This is the third column in a series on Paris 2024 by Mike Rowbottom. Mike sent me a note today and noted that he wanted to write about Kelvin Kiptum, and his terrible tragedy. 

News of Kelvin Kiptum’s death in a car accident near Eldoret on Sunday night has travelled across the world running like a chillwave.


Further waves have followed after the account given by Kiptum’s father of an earlier visit to his home by four anonymous men searching for his son. And the subsequent arrest of three people as part of an ongoing investigation…


What was set to be another annus mirabilis for the 24-year-old Kenyan who lowered the world record to 2hr 00min 35sec in Chicago last October has become something awfully different.


Would he have succeeded in his target of lowering the world record again, and perhaps even becoming the first runner to better two hours in a recognised marathon when he ran in Rotterdam in April?

Kelvin Kiptum, in his debut, became the #3 performer in marathon history for men, with his win in Valencia, photo by Valencia Marathon.

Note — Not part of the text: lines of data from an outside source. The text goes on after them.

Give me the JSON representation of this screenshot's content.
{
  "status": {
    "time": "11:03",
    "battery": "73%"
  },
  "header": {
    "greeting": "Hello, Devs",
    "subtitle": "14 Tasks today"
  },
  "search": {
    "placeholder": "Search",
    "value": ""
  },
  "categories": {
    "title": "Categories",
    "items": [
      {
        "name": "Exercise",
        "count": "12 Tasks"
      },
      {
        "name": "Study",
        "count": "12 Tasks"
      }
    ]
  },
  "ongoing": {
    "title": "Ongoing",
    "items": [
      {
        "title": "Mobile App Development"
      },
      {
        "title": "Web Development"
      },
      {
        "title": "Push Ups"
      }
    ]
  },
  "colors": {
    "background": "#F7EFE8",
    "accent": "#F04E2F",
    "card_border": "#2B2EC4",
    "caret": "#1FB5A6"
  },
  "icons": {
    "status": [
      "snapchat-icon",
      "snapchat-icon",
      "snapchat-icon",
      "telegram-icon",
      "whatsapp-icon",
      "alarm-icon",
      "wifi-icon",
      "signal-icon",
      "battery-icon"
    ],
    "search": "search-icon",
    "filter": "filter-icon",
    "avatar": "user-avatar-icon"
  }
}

He had gone on record as saying he was capable of beating his Chicago time if all went well, adding: “And in that case, I will get close to the two-hour barrier, so why not aim to break it?”


And having broken the world record held by his illustrious fellow countryman Eliud Kipchoge, would he have gone on to succeed him as Olympic champion in Paris?


Such was Kiptum’s level of performance in winning his first three marathons – in Valencia on December 4, 2022, when he recorded the fastest ever debut time of 2:01:53, in London last year, when he set a course record of 2:01:53, and then Chicago – that the sport was energised by the possibility that he could achieve such lofty ambitions.


Now, we will never know.

Kelvin Kitum, TCS London Marathon
London, England, United Kingdom
April 23, 2023, photo by Kevin Morris

Less than two months before the car which Kiptum was driving crashed on the Kaptagat-to-Eldoret highway, killing him and the man who had coached him since he was 14, Gervais Hakizimana, he had spoken quietly and with a trace of humour in Monaco on the day before the Athlete of the Year awards.


He made his progress on the roads seem simple and inevitable as he explained how, as a humble herdsman of the family cattle In Chepsamo village in Chepkorio, 30km from Eldoret in the Rift Valley, he had begun to take to the trails and roads where he saw others, notably the Rwandan-born Hakizimana, running, many of them with bare feet.


“I began training with Gervais when I was still at school when I was 14,” he said. “He was training alone in my village. That’s why I went to him after school to begin training. And I was able to get to an excellent level.

Kelvin Kitum, TCS London Marathon
London, England, United Kingdom
April 23, 2023, photo by Kevin Morris

“I was a herdsman, yes, for many years. It was my life, as it was for a lot of others. But I had to find time for my running.


“It was difficult to train in track,” he added. “I had no track to train on.


“I got into road running, half marathon, 10km.  And always, I was training with a group of marathon runners. So, I ended up running marathons.”


Asked if he would like to run on the track, he responded with a gentle smile: “No.”


“No spikes? You’ve never had spikes?”




“Never? Never run on a track, ever?”


He confirmed patiently that this was indeed the case. Running, for him, had always been about trails, hills – and roads.

Kelvin Kiptum flies through the streets of Chicago, photo by Kevin Morris

In talking about his ambitions, Kiptum echoed the open-ended comments made in recent years by Kipchoge, who turned 39 on November 5.


“I’m not afraid of setting these goals,” Kiptum announced. “There’s no limit to human energy.”


It is a measure of what this young father-of-two achieved in his short career that plans are now being laid in his native country to give him a State Funeral.


Meanwhile, Athletics Kenya has posted on X to say it will cancel African Games trials set for February 16 and 17 at the Nyayo National Stadium “in honour of the late marathon world record holder Kelvin Kiptum.”

Kelvin Kiptum, new WR holder; Sifan Hassan, new ER record holder, photo by Kevin Morris

Travelling back from Monaco, I shared a mini-bus to Nice Airport with Kiptum and his manager. As he wheeled his suitcase into the Terminal, I wondered how many people milling around the entrance had realised what an extraordinary talent was making his way past.


Before we parted company, I asked him where he was headed next. He said Nairobi.


I wished him good luck. And saw, again and for the last time, that gentle smile.